2. New precision medicine trial designs for cancer include umbrella and basket trials.  In an umbrella trial, patients with the same cancer type (e.g., breast or lung) are recruited.  After having their tumor genotyped, patients are assigned a drug according to the unique genetic defect in their cancer.  In a basket trial, patients are recruited on the basis of a common genetic mutation (e.g., EGFR).  No matter the tissue of origin for their cancer, they receive the same test drug.  Each of these new trial designs could help determine treatments for small (1–2%) patient populations with a particular cancer type and bring new drugs to market sooner than traditional trials.3

Image description not available.
JAMA Oncol. Published online December 8, 2016.

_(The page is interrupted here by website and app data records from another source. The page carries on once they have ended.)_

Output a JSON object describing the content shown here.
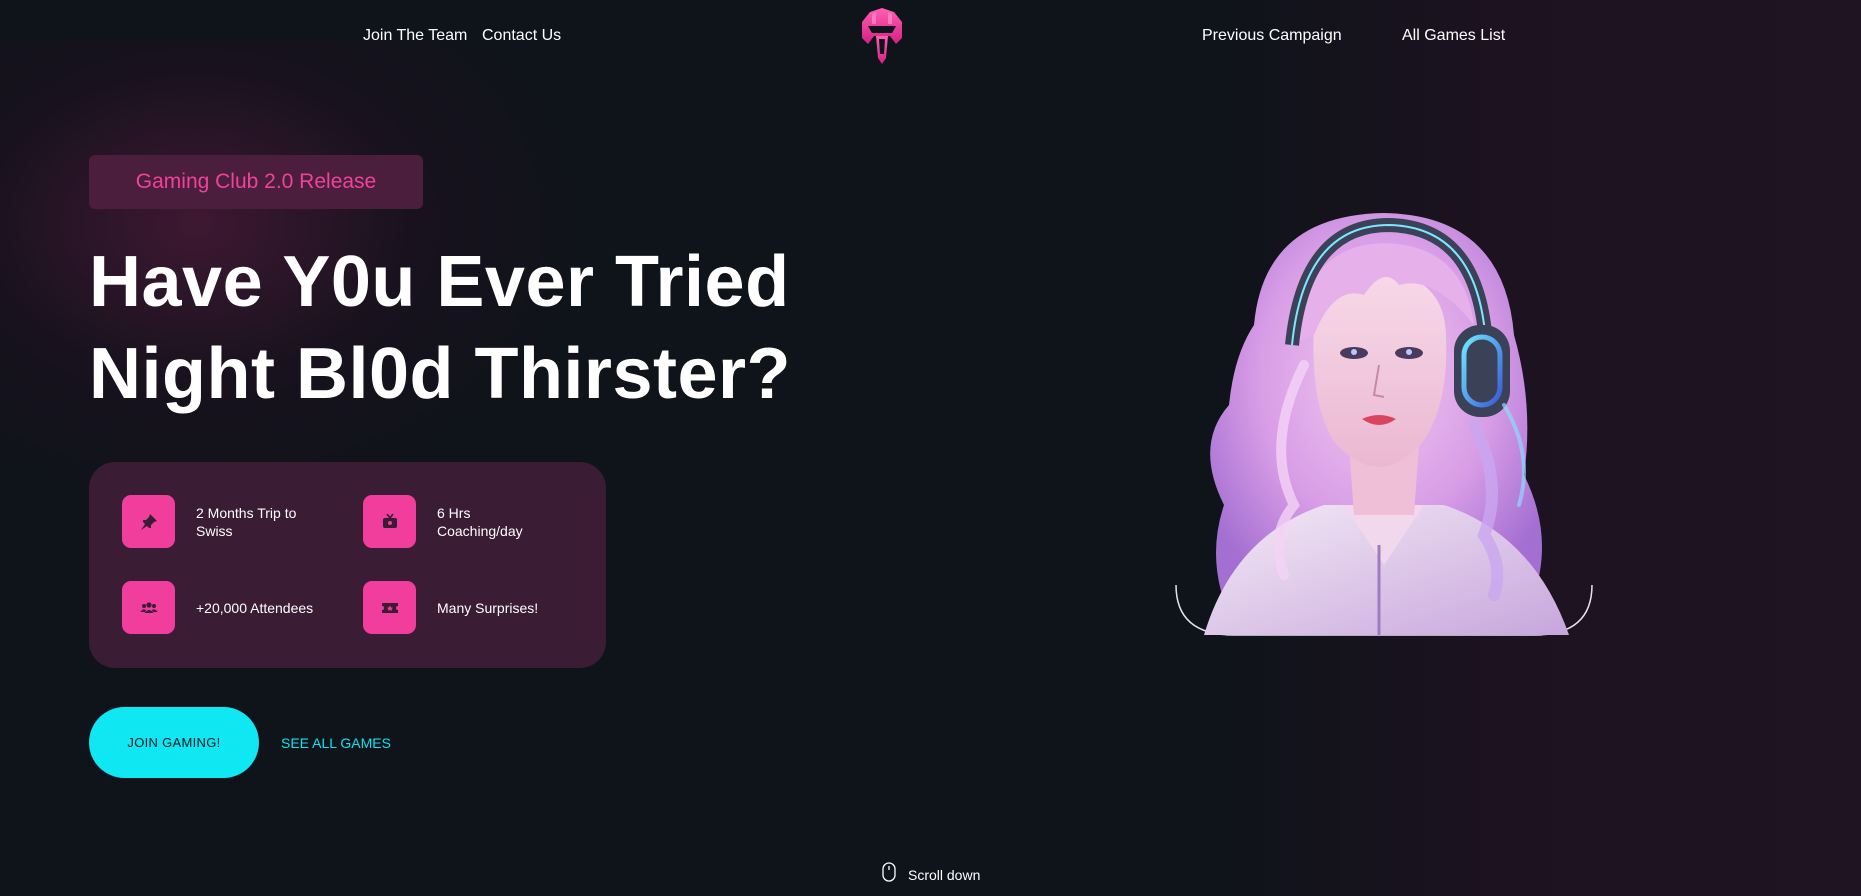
{
  "nav": {
    "left_links": [
      "Join The Team",
      "Contact Us"
    ],
    "right_links": [
      "Previous Campaign",
      "All Games List"
    ],
    "logo_icon": "helmet-logo-icon"
  },
  "hero": {
    "badge": "Gaming Club 2.0 Release",
    "headline_line1": "Have Y0u Ever Tried",
    "headline_line2": "Night Bl0d Thirster?",
    "features": [
      {
        "icon": "pin-icon",
        "text": "2 Months Trip to Swiss"
      },
      {
        "icon": "tv-icon",
        "text": "6 Hrs Coaching/day"
      },
      {
        "icon": "users-icon",
        "text": "+20,000 Attendees"
      },
      {
        "icon": "ticket-icon",
        "text": "Many Surprises!"
      }
    ],
    "primary_button": "JOIN GAMING!",
    "secondary_link": "SEE ALL GAMES",
    "image_icon": "gamer-girl-headphones-illustration"
  },
  "scroll": {
    "label": "Scroll down",
    "icon": "mouse-icon"
  },
  "colors": {
    "background": "#0f131a",
    "accent_pink": "#f13d9b",
    "accent_cyan": "#0fe7f2",
    "card": "#3a1c34",
    "badge": "#4a1e3c"
  }
}
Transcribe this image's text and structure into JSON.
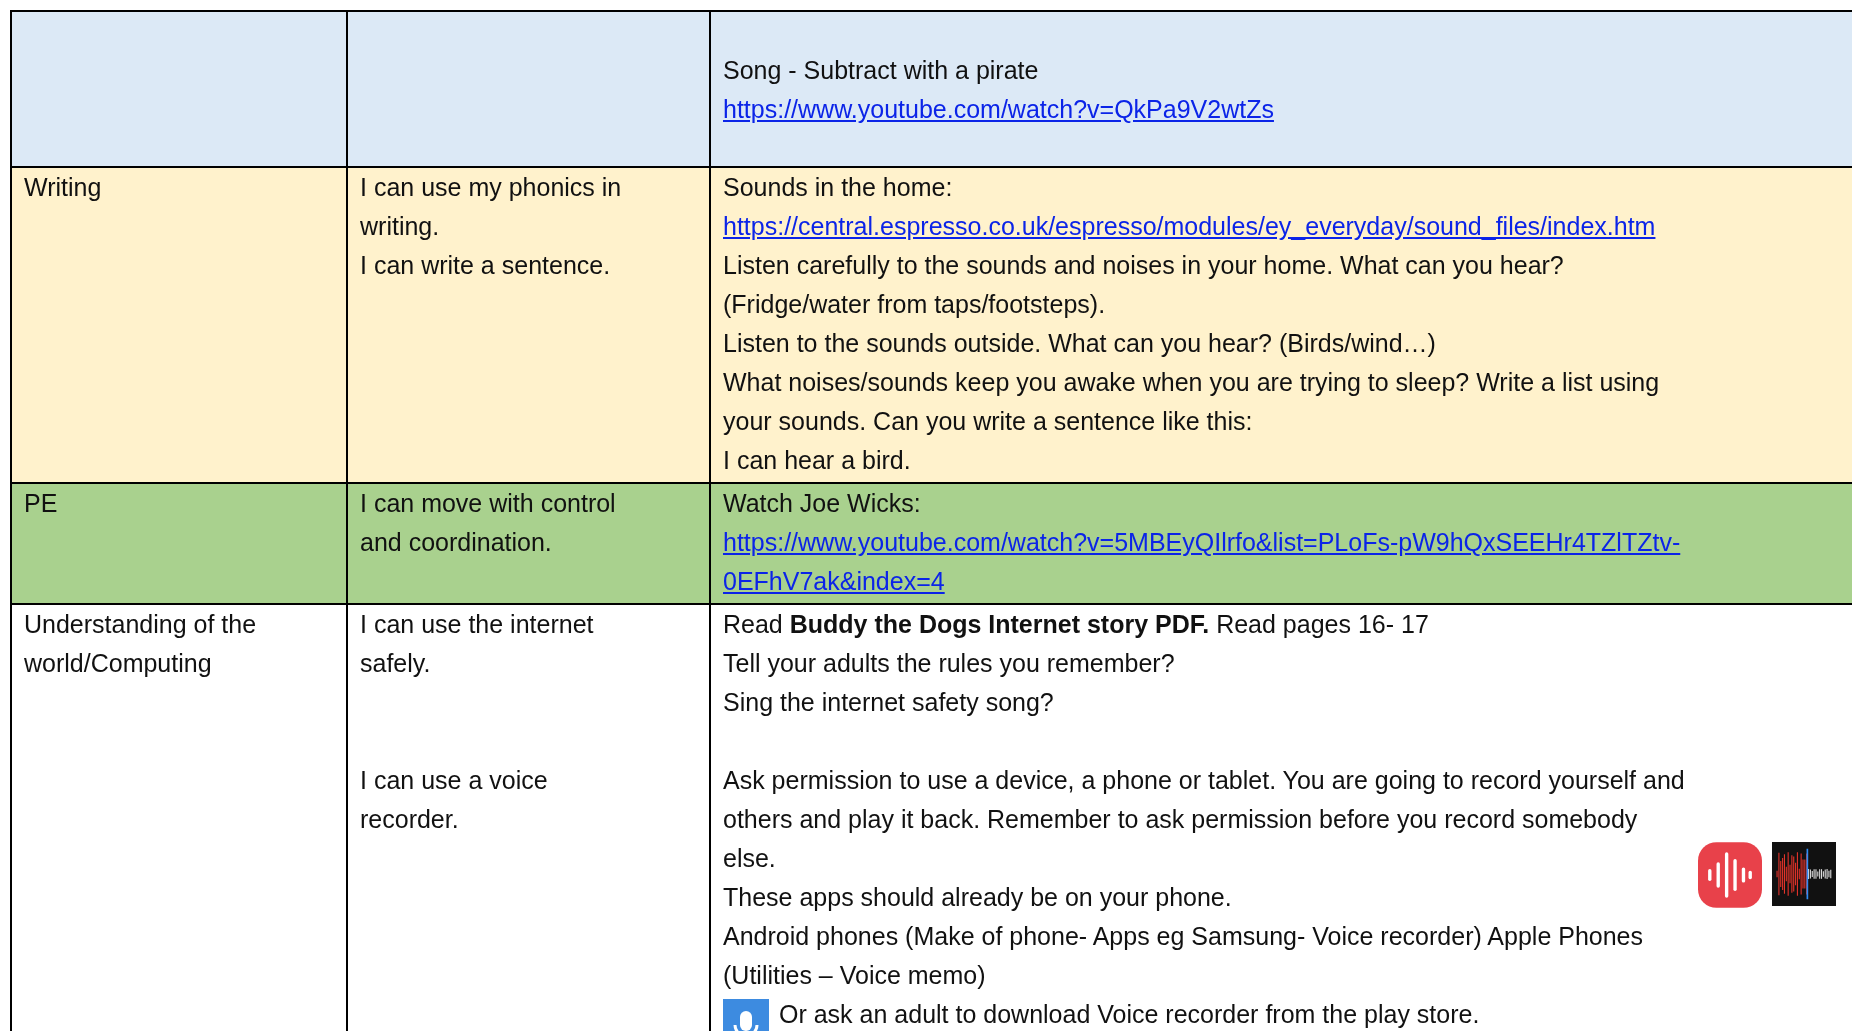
{
  "rows": [
    {
      "color": "#dce9f6",
      "subject": [],
      "objectives": [],
      "activities": [
        {
          "kind": "text",
          "gap_before": true,
          "lines": [
            "Song - Subtract with a pirate"
          ]
        },
        {
          "kind": "link",
          "gap_before": false,
          "lines": [
            "https://www.youtube.com/watch?v=QkPa9V2wtZs"
          ]
        }
      ]
    },
    {
      "color": "#fff2cc",
      "subject": [
        [
          "Writing"
        ]
      ],
      "objectives": [
        {
          "gap_before": false,
          "lines": [
            "I can use my phonics in",
            "writing.",
            "I can write a sentence."
          ]
        }
      ],
      "activities": [
        {
          "kind": "text",
          "gap_before": false,
          "lines": [
            "Sounds in the home:"
          ]
        },
        {
          "kind": "link",
          "gap_before": false,
          "lines": [
            "https://central.espresso.co.uk/espresso/modules/ey_everyday/sound_files/index.htm"
          ]
        },
        {
          "kind": "text",
          "gap_before": false,
          "lines": [
            "Listen carefully to the sounds and noises in your home. What can you hear?",
            "(Fridge/water from taps/footsteps)."
          ]
        },
        {
          "kind": "text",
          "gap_before": false,
          "lines": [
            "Listen to the sounds outside. What can you hear? (Birds/wind…)"
          ]
        },
        {
          "kind": "text",
          "gap_before": false,
          "lines": [
            "What noises/sounds keep you awake when you are trying to sleep? Write a list using",
            "your sounds. Can you write a sentence like this:"
          ]
        },
        {
          "kind": "text",
          "gap_before": false,
          "lines": [
            "I can hear a bird."
          ]
        }
      ]
    },
    {
      "color": "#a9d18e",
      "subject": [
        [
          "PE"
        ]
      ],
      "objectives": [
        {
          "gap_before": false,
          "lines": [
            "I can move with control",
            "and coordination."
          ]
        }
      ],
      "activities": [
        {
          "kind": "text",
          "gap_before": false,
          "lines": [
            "Watch Joe Wicks:"
          ]
        },
        {
          "kind": "link",
          "gap_before": false,
          "lines": [
            "https://www.youtube.com/watch?v=5MBEyQIlrfo&list=PLoFs-pW9hQxSEEHr4TZlTZtv-",
            "0EFhV7ak&index=4"
          ]
        }
      ]
    },
    {
      "color": "#ffffff",
      "subject": [
        [
          "Understanding of the",
          "world/Computing"
        ]
      ],
      "objectives": [
        {
          "gap_before": false,
          "lines": [
            "I can use the internet",
            "safely."
          ]
        },
        {
          "gap_before": true,
          "lines": [
            "I can use a voice",
            "recorder."
          ]
        }
      ],
      "activities": [
        {
          "kind": "text",
          "gap_before": false,
          "lines": [
            "Read **Buddy the Dogs Internet story PDF.** Read pages 16- 17"
          ]
        },
        {
          "kind": "text",
          "gap_before": false,
          "lines": [
            "Tell your adults the rules you remember?"
          ]
        },
        {
          "kind": "text",
          "gap_before": false,
          "lines": [
            "Sing the internet safety song?"
          ]
        },
        {
          "kind": "text",
          "gap_before": true,
          "lines": [
            "Ask permission to use a device, a phone or tablet. You are going to record yourself and",
            "others and play it back. Remember to ask permission before you record somebody",
            "else."
          ]
        },
        {
          "kind": "apps",
          "gap_before": false,
          "lines": [
            "These apps should already be on your phone."
          ]
        },
        {
          "kind": "text",
          "gap_before": false,
          "lines": [
            "Android phones (Make of phone- Apps eg Samsung- Voice recorder) Apple Phones",
            "(Utilities – Voice memo)"
          ]
        },
        {
          "kind": "mic",
          "gap_before": false,
          "lines": [
            "Or ask an adult to download Voice recorder from the play store."
          ]
        }
      ]
    }
  ]
}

3. A dental tumor was found in a 255-million-year-old fossil from an ancestor to today’s mammals.  The ancient animal, a Gorgonopsian, appeared well before modern humans (100,000 to 200,000 years ago4), but after the separation of reptile and mammal branches (320 million years ago) on the evolutionary tree.  The creature and its entire subgroup are now extinct.  The tumor, an odontoma, is the earliest known case in the evolutionary history of mammals.5

Sketch of an extinct animal.
Artist’s sketch of a Gorgonopsian.


References and credits:






Snowflake picture credit:  Kenneth G. Libbrecht

Gorgonopsian sketch credit:  CCA 3.0/Dmitry Dogdanov